### ASSIGNMENT
The output should be every line below that includes the word "subtitle".

Page and application data records:
* * * *

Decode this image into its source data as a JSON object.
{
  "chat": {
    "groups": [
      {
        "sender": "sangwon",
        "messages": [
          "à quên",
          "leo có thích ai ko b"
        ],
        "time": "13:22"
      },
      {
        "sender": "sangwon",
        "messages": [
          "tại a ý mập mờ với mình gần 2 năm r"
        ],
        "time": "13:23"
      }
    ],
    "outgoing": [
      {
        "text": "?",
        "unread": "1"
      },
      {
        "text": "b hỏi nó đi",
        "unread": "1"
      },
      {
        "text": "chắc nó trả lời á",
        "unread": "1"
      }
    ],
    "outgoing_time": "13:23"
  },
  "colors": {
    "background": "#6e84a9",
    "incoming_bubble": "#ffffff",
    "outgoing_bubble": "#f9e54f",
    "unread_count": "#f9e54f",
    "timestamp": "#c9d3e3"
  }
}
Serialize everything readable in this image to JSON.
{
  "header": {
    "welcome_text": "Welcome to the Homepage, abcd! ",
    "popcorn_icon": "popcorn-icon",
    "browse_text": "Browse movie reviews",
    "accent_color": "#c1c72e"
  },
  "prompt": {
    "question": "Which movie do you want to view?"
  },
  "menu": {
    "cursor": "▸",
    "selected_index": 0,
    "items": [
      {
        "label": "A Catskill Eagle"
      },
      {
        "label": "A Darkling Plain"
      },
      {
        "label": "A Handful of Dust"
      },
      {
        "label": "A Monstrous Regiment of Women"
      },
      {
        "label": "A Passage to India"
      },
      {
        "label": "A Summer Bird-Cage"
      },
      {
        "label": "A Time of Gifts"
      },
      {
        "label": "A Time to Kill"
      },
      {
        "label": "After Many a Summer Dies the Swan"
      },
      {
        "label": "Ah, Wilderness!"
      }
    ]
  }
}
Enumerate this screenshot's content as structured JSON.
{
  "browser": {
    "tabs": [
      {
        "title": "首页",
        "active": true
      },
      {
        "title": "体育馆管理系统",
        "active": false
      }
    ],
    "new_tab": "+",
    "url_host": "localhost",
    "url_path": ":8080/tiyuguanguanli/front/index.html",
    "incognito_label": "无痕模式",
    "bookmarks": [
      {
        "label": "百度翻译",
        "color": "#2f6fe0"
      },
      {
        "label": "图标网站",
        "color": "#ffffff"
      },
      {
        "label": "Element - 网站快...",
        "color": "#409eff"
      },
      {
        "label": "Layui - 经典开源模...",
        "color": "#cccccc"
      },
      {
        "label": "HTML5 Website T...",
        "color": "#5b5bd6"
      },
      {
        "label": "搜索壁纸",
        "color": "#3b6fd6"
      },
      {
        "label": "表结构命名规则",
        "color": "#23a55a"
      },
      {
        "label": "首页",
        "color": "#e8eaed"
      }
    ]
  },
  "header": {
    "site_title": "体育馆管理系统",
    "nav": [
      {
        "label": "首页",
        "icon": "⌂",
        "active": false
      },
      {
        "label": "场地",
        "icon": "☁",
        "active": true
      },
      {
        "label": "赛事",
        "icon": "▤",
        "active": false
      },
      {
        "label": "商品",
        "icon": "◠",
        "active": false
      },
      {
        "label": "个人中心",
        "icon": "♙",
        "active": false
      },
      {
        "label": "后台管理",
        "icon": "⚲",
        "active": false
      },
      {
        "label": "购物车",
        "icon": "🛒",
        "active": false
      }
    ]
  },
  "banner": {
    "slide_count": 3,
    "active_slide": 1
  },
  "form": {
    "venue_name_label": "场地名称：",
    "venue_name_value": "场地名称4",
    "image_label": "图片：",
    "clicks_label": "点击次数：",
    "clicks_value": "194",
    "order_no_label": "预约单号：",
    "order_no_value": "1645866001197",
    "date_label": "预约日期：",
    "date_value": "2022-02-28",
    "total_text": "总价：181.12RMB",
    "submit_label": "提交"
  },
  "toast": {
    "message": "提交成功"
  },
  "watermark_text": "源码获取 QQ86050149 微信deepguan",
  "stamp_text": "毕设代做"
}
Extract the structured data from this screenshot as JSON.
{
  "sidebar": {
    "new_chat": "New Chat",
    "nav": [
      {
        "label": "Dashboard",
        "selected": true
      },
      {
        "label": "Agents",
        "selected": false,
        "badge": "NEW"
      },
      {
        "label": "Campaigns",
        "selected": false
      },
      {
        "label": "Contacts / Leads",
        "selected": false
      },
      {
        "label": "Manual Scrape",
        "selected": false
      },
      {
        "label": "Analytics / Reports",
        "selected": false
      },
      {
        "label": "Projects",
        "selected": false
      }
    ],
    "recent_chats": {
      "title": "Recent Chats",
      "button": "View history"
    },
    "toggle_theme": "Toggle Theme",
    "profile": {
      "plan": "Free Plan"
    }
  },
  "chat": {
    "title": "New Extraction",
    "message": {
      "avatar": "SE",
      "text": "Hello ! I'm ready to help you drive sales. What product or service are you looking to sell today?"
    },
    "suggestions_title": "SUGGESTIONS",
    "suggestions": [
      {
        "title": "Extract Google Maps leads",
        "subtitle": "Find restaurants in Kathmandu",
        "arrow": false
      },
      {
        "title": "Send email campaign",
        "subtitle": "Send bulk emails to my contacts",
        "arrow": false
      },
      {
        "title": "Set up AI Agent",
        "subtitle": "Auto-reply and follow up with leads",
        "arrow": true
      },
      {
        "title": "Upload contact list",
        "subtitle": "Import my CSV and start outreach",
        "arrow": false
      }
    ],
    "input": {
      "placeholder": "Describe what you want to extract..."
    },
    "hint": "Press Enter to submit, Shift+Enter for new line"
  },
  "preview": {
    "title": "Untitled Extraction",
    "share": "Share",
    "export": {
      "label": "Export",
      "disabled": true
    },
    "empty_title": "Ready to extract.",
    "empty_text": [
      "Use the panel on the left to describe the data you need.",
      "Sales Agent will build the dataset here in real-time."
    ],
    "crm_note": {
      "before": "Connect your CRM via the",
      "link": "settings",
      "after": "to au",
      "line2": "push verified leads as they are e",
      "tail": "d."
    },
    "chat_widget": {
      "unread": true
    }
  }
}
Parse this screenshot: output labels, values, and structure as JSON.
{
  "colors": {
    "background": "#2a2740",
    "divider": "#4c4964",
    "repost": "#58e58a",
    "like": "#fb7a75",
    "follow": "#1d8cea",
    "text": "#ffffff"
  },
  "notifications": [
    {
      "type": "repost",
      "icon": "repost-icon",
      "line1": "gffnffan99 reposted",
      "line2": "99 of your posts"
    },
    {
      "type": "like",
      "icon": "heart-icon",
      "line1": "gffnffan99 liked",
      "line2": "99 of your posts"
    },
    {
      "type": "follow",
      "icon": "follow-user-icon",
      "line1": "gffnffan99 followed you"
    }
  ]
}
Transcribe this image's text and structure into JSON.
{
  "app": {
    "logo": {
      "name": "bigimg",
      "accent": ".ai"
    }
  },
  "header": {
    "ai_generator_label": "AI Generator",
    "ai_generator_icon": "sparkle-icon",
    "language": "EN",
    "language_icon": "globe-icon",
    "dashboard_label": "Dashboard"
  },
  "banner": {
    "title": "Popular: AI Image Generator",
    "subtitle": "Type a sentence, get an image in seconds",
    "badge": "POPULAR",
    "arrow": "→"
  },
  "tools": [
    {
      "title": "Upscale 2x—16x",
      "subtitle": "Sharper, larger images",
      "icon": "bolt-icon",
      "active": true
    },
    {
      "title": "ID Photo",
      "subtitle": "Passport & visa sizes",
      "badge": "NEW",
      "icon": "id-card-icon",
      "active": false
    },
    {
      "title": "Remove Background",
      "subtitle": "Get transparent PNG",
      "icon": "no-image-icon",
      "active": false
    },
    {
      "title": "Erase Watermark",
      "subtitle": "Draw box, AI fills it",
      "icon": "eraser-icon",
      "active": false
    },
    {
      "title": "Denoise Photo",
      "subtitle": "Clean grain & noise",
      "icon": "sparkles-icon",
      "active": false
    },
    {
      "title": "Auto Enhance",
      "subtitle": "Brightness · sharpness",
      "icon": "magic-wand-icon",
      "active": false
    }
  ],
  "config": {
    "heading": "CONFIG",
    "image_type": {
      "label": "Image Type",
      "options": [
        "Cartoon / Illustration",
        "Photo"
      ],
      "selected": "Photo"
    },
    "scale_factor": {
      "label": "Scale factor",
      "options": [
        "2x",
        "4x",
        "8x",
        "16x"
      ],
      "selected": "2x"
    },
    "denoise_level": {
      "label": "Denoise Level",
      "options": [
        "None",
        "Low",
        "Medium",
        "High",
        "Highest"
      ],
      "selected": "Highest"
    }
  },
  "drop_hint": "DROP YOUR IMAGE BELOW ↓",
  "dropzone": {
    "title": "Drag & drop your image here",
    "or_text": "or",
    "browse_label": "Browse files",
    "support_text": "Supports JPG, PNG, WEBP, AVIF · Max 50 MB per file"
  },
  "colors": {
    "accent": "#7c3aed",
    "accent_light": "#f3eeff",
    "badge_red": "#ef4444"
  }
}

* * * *

### RESPONSE TO THE EXERCISE
        "subtitle": "Find restaurants in Kathmandu",
        "subtitle": "Send bulk emails to my contacts",
        "subtitle": "Auto-reply and follow up with leads",
        "subtitle": "Import my CSV and start outreach",
    "subtitle": "Type a sentence, get an image in seconds",
      "subtitle": "Sharper, larger images",
      "subtitle": "Passport & visa sizes",
      "subtitle": "Get transparent PNG",
      "subtitle": "Draw box, AI fills it",
      "subtitle": "Clean grain & noise",
      "subtitle": "Brightness · sharpness",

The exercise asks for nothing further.